Jun. 27th, 2010 12:46 pm (UTC)
I've learned that a key red flag for discovering if they are the "I can say hurtful things to you in the name of honesty" type, is if they regularly think people should develop "thicker skin" because they "can't handle the truth", or things along those lines.

This.

Anyone who wants everyone else to change in order to accommodate them, and never change their approach one iota themselves is a red flag for me - not going to say that change is always good, but when I'm trying as hard as I can to work with them, I'd like them to be trying too.
joreth
Jun. 27th, 2010 07:57 pm (UTC)
Yep. There are certainly times when you've done everything you can possibly think of and the person you're talking to just insists on taking offense or being "hurt" by everything you've said, or interpreting everything in the worst possible interpretation of the words in direct contrast to your own protests that you didn't mean it like that. Sometimes the other person really *does* need to "develop thicker skin" or the "truth hurts".

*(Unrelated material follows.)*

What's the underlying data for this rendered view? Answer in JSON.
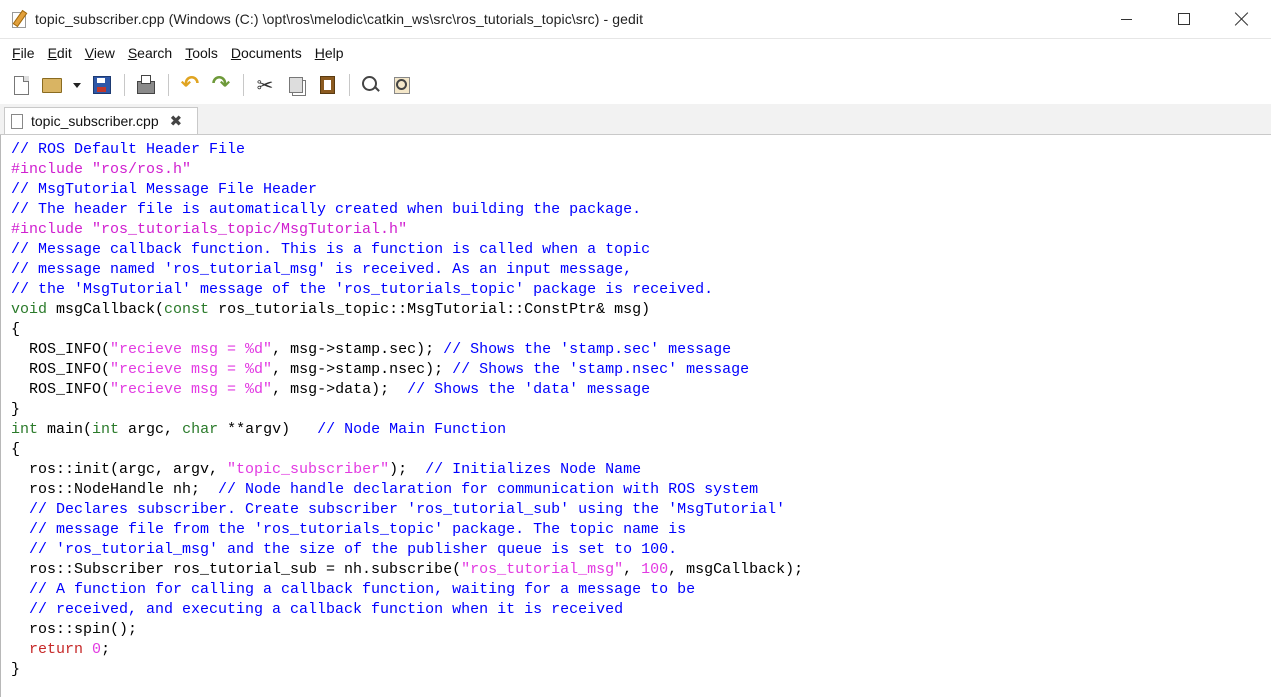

IMO, the side with the "hurtful truth" should be attempting to come up with ways that will A) convey the message accurately and B) do so in a manner that won't completely alienate the recipient by being deliberately hurtful, and the recipient should be attempting to give the speaker the benefit of the doubt that deliberate offense was not intended.

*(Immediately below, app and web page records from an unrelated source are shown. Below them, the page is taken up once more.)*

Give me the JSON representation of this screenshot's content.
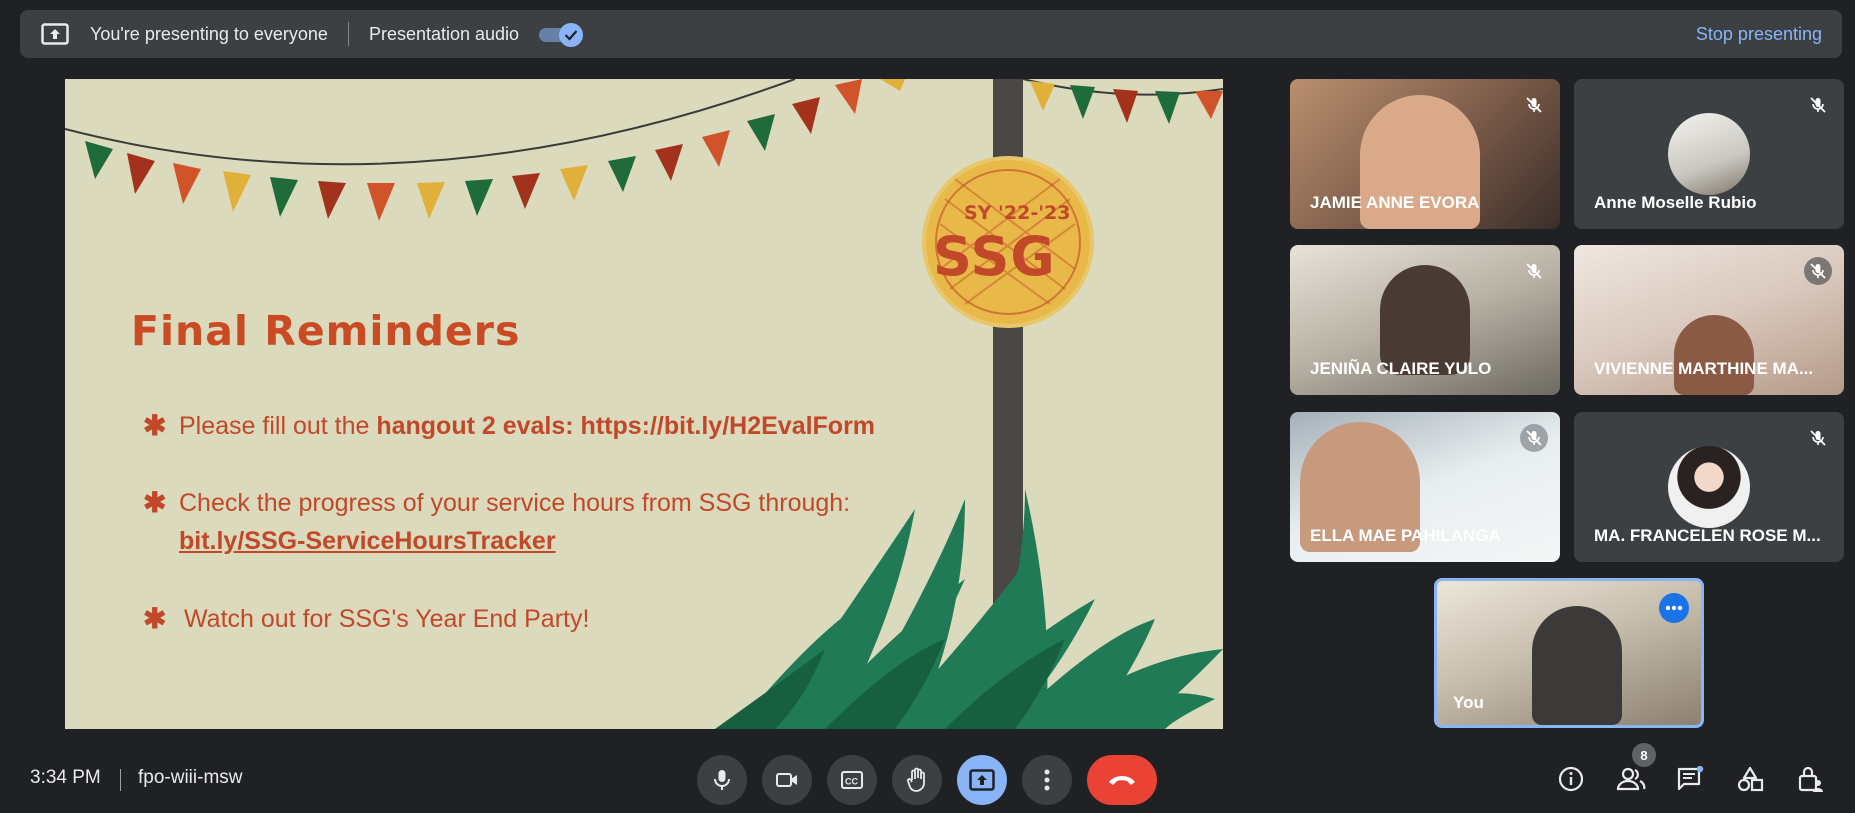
{
  "topbar": {
    "presenting_text": "You're presenting to everyone",
    "audio_label": "Presentation audio",
    "stop_label": "Stop presenting"
  },
  "slide": {
    "badge_year": "SY '22-'23",
    "badge_text": "SSG",
    "title": "Final Reminders",
    "bullet1_prefix": "Please fill out the ",
    "bullet1_bold": "hangout 2 evals: https://bit.ly/H2EvalForm",
    "bullet2_line1": "Check the progress of your service hours from SSG through:",
    "bullet2_link": "bit.ly/SSG-ServiceHoursTracker",
    "bullet3": "Watch out for SSG's Year End Party!"
  },
  "participants": [
    {
      "name": "JAMIE ANNE EVORA",
      "muted": true
    },
    {
      "name": "Anne Moselle Rubio",
      "muted": true
    },
    {
      "name": "JENIÑA CLAIRE YULO",
      "muted": true
    },
    {
      "name": "VIVIENNE MARTHINE MA...",
      "muted": true
    },
    {
      "name": "ELLA MAE PAHILANGA",
      "muted": true
    },
    {
      "name": "MA. FRANCELEN ROSE M...",
      "muted": true
    },
    {
      "name": "You",
      "muted": false
    }
  ],
  "bottombar": {
    "time": "3:34 PM",
    "meeting_code": "fpo-wiii-msw",
    "people_count": "8"
  },
  "colors": {
    "background": "#202124",
    "panel": "#3c4043",
    "accent_blue": "#8ab4f8",
    "end_call_red": "#ea4335",
    "slide_bg": "#dcdabc",
    "slide_text": "#c2482a"
  }
}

In other words, back to tacit's Game Theory analogy:

Start out by cooperating. Then do what the other person does. If the other person "defects" (does something uncooperative), respond in kind the next round, but if he goes back to being cooperative, forgive and forget and go back to cooperating too.

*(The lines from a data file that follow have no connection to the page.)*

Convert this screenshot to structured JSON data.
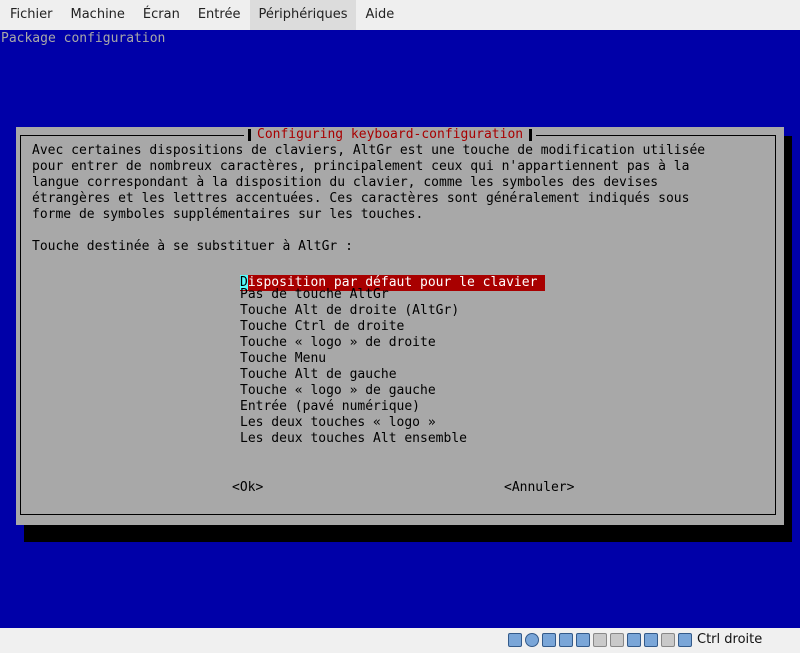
{
  "menubar": {
    "items": [
      "Fichier",
      "Machine",
      "Écran",
      "Entrée",
      "Périphériques",
      "Aide"
    ]
  },
  "screen": {
    "package_title": "Package configuration",
    "dialog": {
      "title": "Configuring keyboard-configuration",
      "description": [
        "Avec certaines dispositions de claviers, AltGr est une touche de modification utilisée",
        "pour entrer de nombreux caractères, principalement ceux qui n'appartiennent pas à la",
        "langue correspondant à la disposition du clavier, comme les symboles des devises",
        "étrangères et les lettres accentuées. Ces caractères sont généralement indiqués sous",
        "forme de symboles supplémentaires sur les touches."
      ],
      "prompt": "Touche destinée à se substituer à AltGr :",
      "selected_first_char": "D",
      "selected_rest": "isposition par défaut pour le clavier",
      "options": [
        "Pas de touche AltGr",
        "Touche Alt de droite (AltGr)",
        "Touche Ctrl de droite",
        "Touche « logo » de droite",
        "Touche Menu",
        "Touche Alt de gauche",
        "Touche « logo » de gauche",
        "Entrée (pavé numérique)",
        "Les deux touches « logo »",
        "Les deux touches Alt ensemble"
      ],
      "ok_label": "<Ok>",
      "cancel_label": "<Annuler>"
    }
  },
  "statusbar": {
    "host_key": "Ctrl droite",
    "icons": [
      "hard-disk-icon",
      "optical-drive-icon",
      "audio-icon",
      "network-icon",
      "usb-icon",
      "shared-folder-icon",
      "display-icon",
      "video-capture-icon",
      "mouse-integration-icon",
      "keyboard-capture-icon",
      "host-key-arrow-icon"
    ]
  },
  "colors": {
    "console_background": "#0000a8",
    "dialog_background": "#a8a8a8",
    "title_red": "#a80000",
    "selection_background": "#a80000",
    "cursor_cyan": "#54fcfc"
  }
}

You can't be so cooperative that you're walked all over by a regular defector, but you can't be so unforgiving that a genuine mistake is punished indefinitely.
tacit
Jun. 12th, 2010 10:02 pm (UTC)
I will grant that the phrase "radical honesty" often gets a bad rap, though the same is true of "polyamory"--there certainly are enough high-profile folks willing to use it as a defense of cheating.

That said, I think that if a person wants to be a dick, he'll be a dick, and trying to correct his communication style isn't likely to change that. The folks who deliberately set out to be hurtful or malicious--well, the best thing you can do with them is not get involved with them, or when their proclivity for malice becomes apparent, dump 'em. That's not a communication issue per se, I don't think.
xaotica
Jun. 12th, 2010 11:59 pm (UTC)

i actually sincerely want people to tell me those hurtful things, and i want to say them too. i feel like the less they censor their thoughts around me, the more i understand them... and the better i understand them, the easier it is for me to avoid saying/doing things that will hurt them more in the long run. but i freely admit that i'm not as sensitive as most people, so i take offhand comments more easily than others sometimes.

also, sometimes things like that are based on misunderstandings. for example "could you possibly BE any clingier today?" "oh, i was actually pressuring you about what you were doing tomorrow night because this band that you love is playing and i was thinking about surprising you with a ticket" or other unexpected responses
joreth
Jun. 12th, 2010 05:46 am (UTC)
it's not about telling your partner every minute detail of your life, it's about being ABLE to talk to your partner about any subject whatsoever, without the feeling that there are certain topics that you Dare Not Broach for fear of Bad And Dramatic Things.

YES!!!! THAT!!!

There's a reason I'm still interested in dating you :-* OK, there are several - this is one.
roguebaby
Jun. 13th, 2010 03:20 pm (UTC)
I though I had that with someone, but turns out he is a compulsive liar... like...clinically. We are still friends, but only in a very superficial manner.
So now I am gunshy.

Funnily, my current boyfriend DOES tell me when he's heading to the can, generally so I can run use the bathroom before him as he likes to linger.
freyaw
Jun. 27th, 2010 12:47 pm (UTC)
:D Or, in my household's case, so that the person who just has to pee doesn't have to do so in the lingering STENCH :P
(Anonymous)
Jun. 15th, 2010 04:42 pm (UTC)
Franklin's law
Useful! Noted! :)

You write a lot of good stuff I'm glad I've read.
( 24 comments — Leave a comment )